Dining out review by Tom Hay
Becket’s Restaurant & Grill sits on Castlegate in Knaresborough, just off the market square.
It opened last summer after an ambitious and sympathetic renovation of the old building it occupies, which has left history and solidity evident beneath an expensive-looking sheen of white walls and dark wood.
In the main dining room, a large, old, dilapidated fireplace remains largely intact.
A removed beam, immense and more than 600-years-old, has been repurposed as a seating bench.
There’s a lovely outdoor bit which catches the sun and a smaller room upstairs which would make birthday groups feel like they owned the place.
It’s a mezzanine, so the floor doesn’t fully cut off the room below – some noise carries and they share a chandelier, making it all feel cohesive.
Starters are great value. Smoked ham hock croquettes are filled to the brim with meat, salty and crisp and balanced by sharp pickles and dots of tartare sauce (£5.95).
A goats cheese and potato terrine (latticed on top with soft layers beneath, a mish-mash of rosti and dauphinoise) comes with glacé cherries, pistachios and rocket.
It’s not perfect but it’s inventive and it works (£5.95).
Mains aren’t such a bargain, but tasty, well-cooked and thoughtfully-flavoured side veg come as standard.
A monkfish dish is really impressive: three chunks of meaty, pepper-crusted tail flesh on a plate adorned with three sauces (mint, tomato salsa, pea puree) and bits of delicate asparagus and crisp, salty ham (£17.95).

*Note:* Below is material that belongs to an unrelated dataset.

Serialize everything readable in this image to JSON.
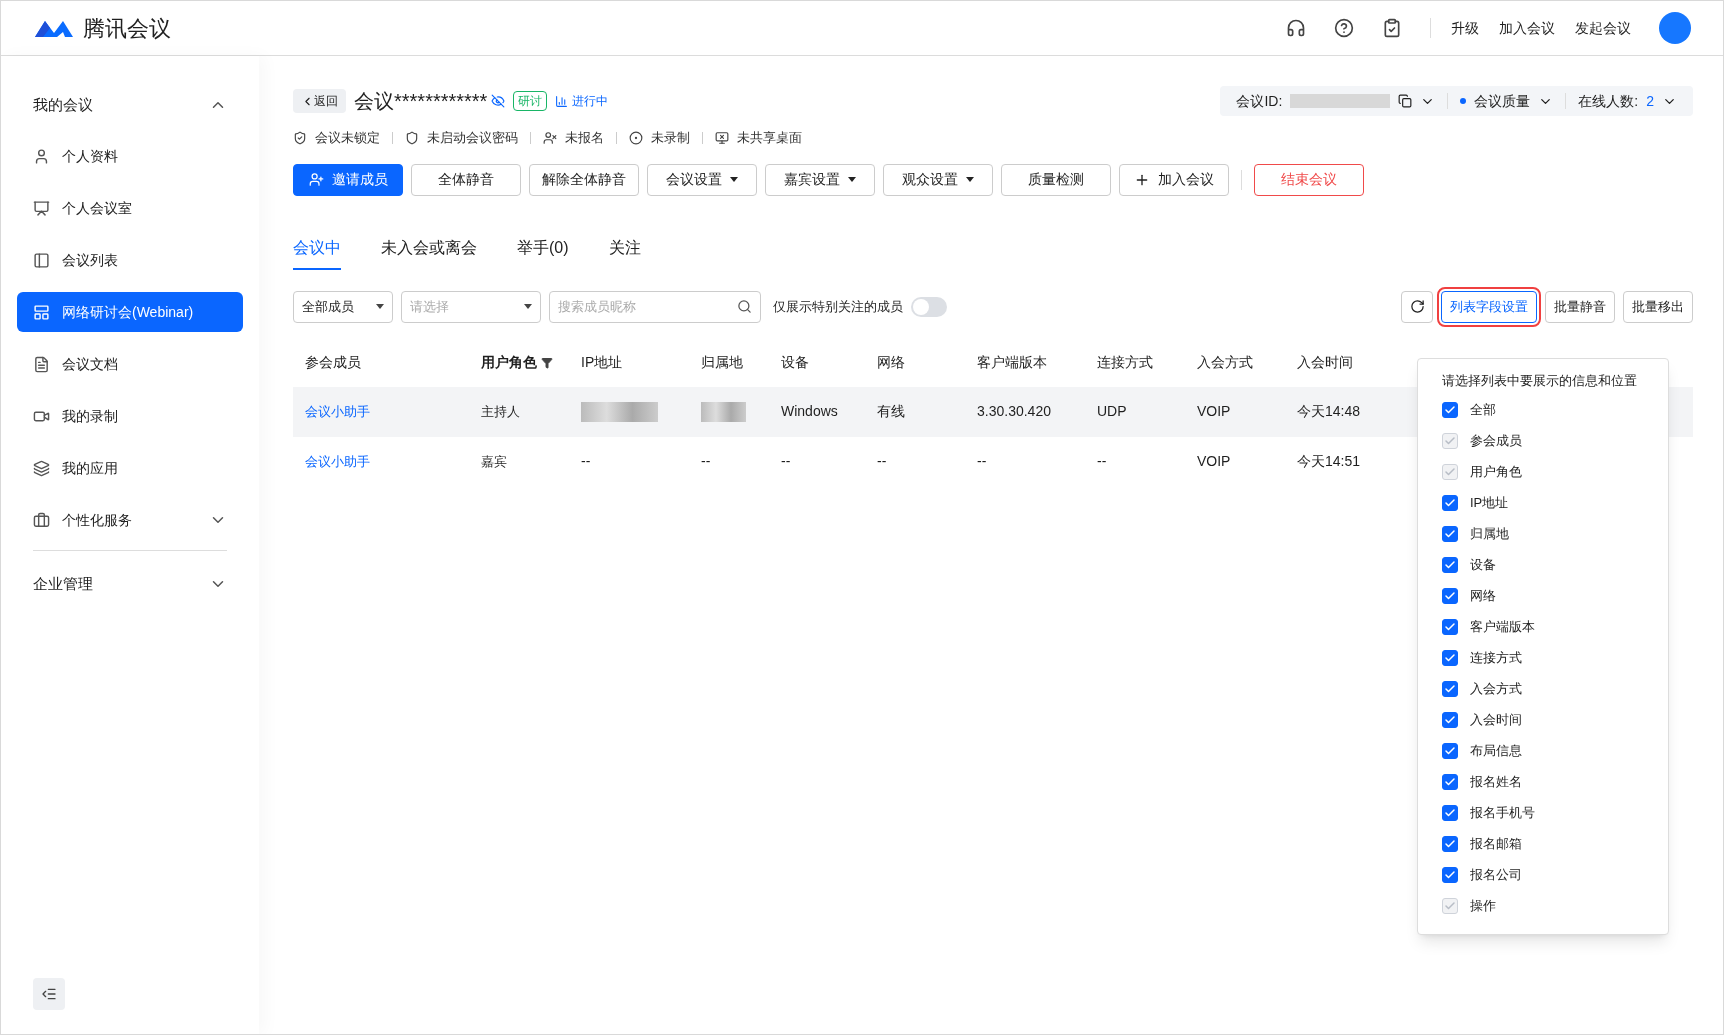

That variety doesn’t extend to the risotto balls, of which there are three large egg-shaped ones served with melted mozzarella and less tomato sauce than they needed. The only disappointment, but not a big one (£14.25).
For dessert, four bite-sized doughnuts sit on tiny chunks of fruit (mango, strawberry, kiwi, apple) in a lightly spiced syrup (£5.95).
The doughnuts aren’t the star – chewy more than crisp, they merely add heft (and a dollop of cream adds richness) to the gorgeous fruit sauce.
A textbook crème brûlée is thick and smooth with flavours of condensed milk and caramel (coffee-ish, almost) and a perfect crust.
Beside it, a slice of blood orange tart takes the form factor of a lemon tart but uses a different fruit, though a few tablespoons of lemon juice carry such clout compared to blood orange that the flavour is far more subtle.
Whether the brûlée and tart belong together is uncertain, but they’re both good (£6.25).
There’s a nice Australian Riesling (Allegory, Howard Park, £23.50) which tastes quite a bit like lemons and green apples with none of the sweetness that makes some people get angry at German Riesling.
Meanwhile, the dessert wine (Muscat de Beaumes de Venise, £4.75) is pretty straightforward – it smells like canned apricots, tastes like sultanas and stands up to the sugar content of the aforementioned puddings.
All told, I like it a lot. The chef (who is pretty new there, at the time of writing) has a great eye for plating and a good palate.
Apparently he’s so creative that the menu changes all the time, which is a terrible idea for a bad chef but a clear strength for this one.
It certainly makes me want to eat there again.
Becket’s Restaurant & Grill, 25 Castlegate, Knaresborough. 01423 869918, becketsrestaurant.co.uk, facebook.com/BecketsRestaurant.